"Luminous Airplanes"

Paul La Farge is the author of the novels The Artist of the Missing and Haussmann, or the Dis­tinction; and a book of imaginary dreams, The Facts of Win­ter. His short stories have appeared in McSweeney’s, Harper’s Magazine, Fence, Conjunctions, and elsewhere. His nonfiction appears in The Believer, Bookforum, Playboy, and Cabinet.

He applied the Page 69 Test to his new novel, Luminous Airplanes, and reported the following:
Luminous Airplanes is a novel about a young computer programmer who’s been living in San Francisco through the dot-com boom. When his grandfather dies, in the fall of 2000, he returns to a small town in upstate New York to sort through his grandparents’ possessions. He does some mental sorting of his own while he’s there, and page 69 of the book finds him thinking about his first encounter with a real computer, in his friend’s bedroom, circa 1982:
Computers belonged, at that point, more to my imaginary world than to the world I shared with other people. Computers were 2001 and Forbidden Planet; they were big, blinking cabinets, sinister friends who did what you wanted to but couldn’t, like causing the New York subway to trap your enemies in perpetual darkness, or could but didn’t want to, like math homework. They looked nothing like the Heathkit H88 on Kerem’s desk, a gray box like a bulbous TV set, devoid of lights and switches, an appliance that was no more exciting in appearance than my grandmother’s microwave oven, and considerably less exciting than her electric toothbrush, which, with its rocket-ship styling and brightly colored interchangeable heads, its three speeds and warm rechargeable battery, seemed truly to announce the beginning of a new era.
This computer is going to change the narrator’s life. It will earn him his first kiss, and get him expelled from the Nederland School for Boys. Many years later, he’ll drop out of a graduate program in American History and begin a new life coding databases for a Web startup: the seduction of the world behind the screen proves impossible to resist.
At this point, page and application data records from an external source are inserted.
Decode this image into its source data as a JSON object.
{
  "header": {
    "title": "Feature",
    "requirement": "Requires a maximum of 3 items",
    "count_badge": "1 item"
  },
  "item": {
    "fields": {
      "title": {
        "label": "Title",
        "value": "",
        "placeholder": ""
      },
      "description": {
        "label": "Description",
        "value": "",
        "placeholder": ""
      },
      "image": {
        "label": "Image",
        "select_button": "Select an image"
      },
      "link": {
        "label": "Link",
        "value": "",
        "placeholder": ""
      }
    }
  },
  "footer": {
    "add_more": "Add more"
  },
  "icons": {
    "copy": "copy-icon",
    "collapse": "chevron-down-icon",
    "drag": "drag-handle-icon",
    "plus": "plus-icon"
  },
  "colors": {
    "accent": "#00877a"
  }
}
And years after that, after Luminous Airplanes the novel ends, when the narrator has already ruined everything, and finds himself living a hermit’s life in New Haven, CT, he will undertake once again to fulfill the dream he had when he was working on this Heathkit H88, to make a “world of words without end,” a theoretically limitless story in which the mysteries of his heart and his world ramify like the passages of a cave. He’ll make it, too. It’s online.
Learn more about the book and author at Paul La Farge's website and Luminous Airplanes.
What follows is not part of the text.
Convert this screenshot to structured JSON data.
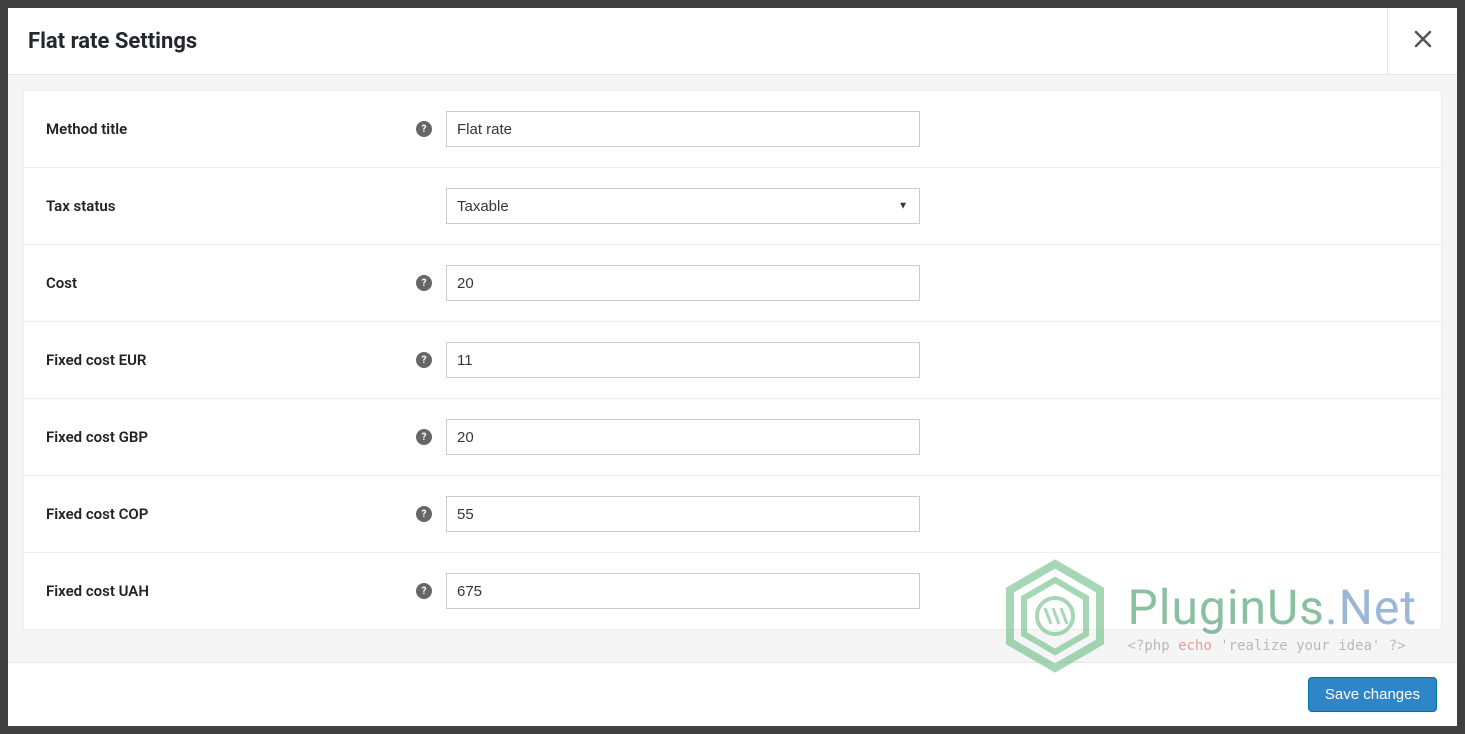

Check out the complete list of books in the Page 69 Test Series.

--Marshal Zeringue